So my question for Jason Calacanis, Fred Wilson, Michael Arrington and EVERYONE ELSE is the following, “Is it time to stop pretending that offline branding models simply converted online is the future of the advertising? If a world migrated budgets from CPM banner ads to CPA/CPL and other emerging forms, who would really care about unique visitors besides site owners seeking an ego boost? ”
Bonus question for Fred Wilson: Wouldn’t your energy be better spent on funding ideas that move the conversation in the direction of innovation of advertising instead of arguing with Jason about a company you exited long ago? (If you are up for it, I’d like to create those realities with you in start ups in that future arena.)
In the end measurement of the type discussed in Jason’s post only matters in an advertising world based on page view based(CPM) or time sponsored impressions. As in my example above, considerable display advertising occurs in an irrelevant way after the fact. For example, I bought a car last September, I’m still seeing increased banners on the models I considered now – after the purchase. Women planning weddings likely have seen related retargeted banners long after the wedding has occurred, possibly even after the divorce is filed in some cases!!! We must do better.
The convergence of offline, online, search and mobile marketing will require entirely new processes to effectively manage them as it becomes a real-time individual decision marketplace. To me, it will have similarity to the changes I made in the 1990’s at BlackRock, where we created new data, new structures, new standards and created better information for us to create strategic advantages. I actively network with some outstanding nascent start ups, sadly many are ignored as many VCs look for traffic or who is involved rather than focus on revenue models, vision, market size and evidence that there might be paying customers for such a new , disruptive model.
The economy right now is bad, but to state that it is just an economic event is way oversimplifying it. It’s prolonged and drawn out due to the structural effects of the Internet not being managed to corporate advantage effectively. Stated simply, corporations and our society is not allocating resources in an effective manner as it fails to migrate budgets and marketing strategy to the highest ROI activities which attract relevant customers. It’s time for scarce, new and often misunderstood breeds of executives that understand these concepts to be allowed to realign corporations big and small, new and old to these new realities otherwise we will see more corporations destroyed “by doing nothing”. There is certainly a significant cost to tapping new leaders, with new skills to lead organizations into new frontiers in terms of realignment and retraining.

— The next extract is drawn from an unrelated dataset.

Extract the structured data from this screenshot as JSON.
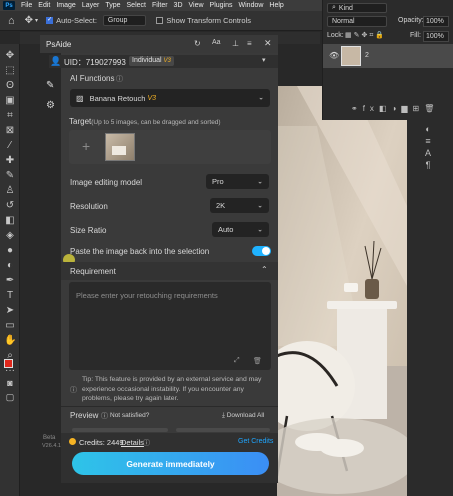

However, the costs of doing nothing are far greater to our society as not allocating budgets to the most efficient channels and allowing those decisions to be made by people who understand these new realities is far greater.
All I can ask the both the blogosphere and the world business community is to please stop the bickering about these legacy models so we can move onto the real issue and work ahead – realigning our corporate business strategy and our society to the realities of Industrial Revolution 2.0. It starts with board of directors, CEO, CFO and COO executives asking their CMO and marketing partners the right questions. The journey will be fun.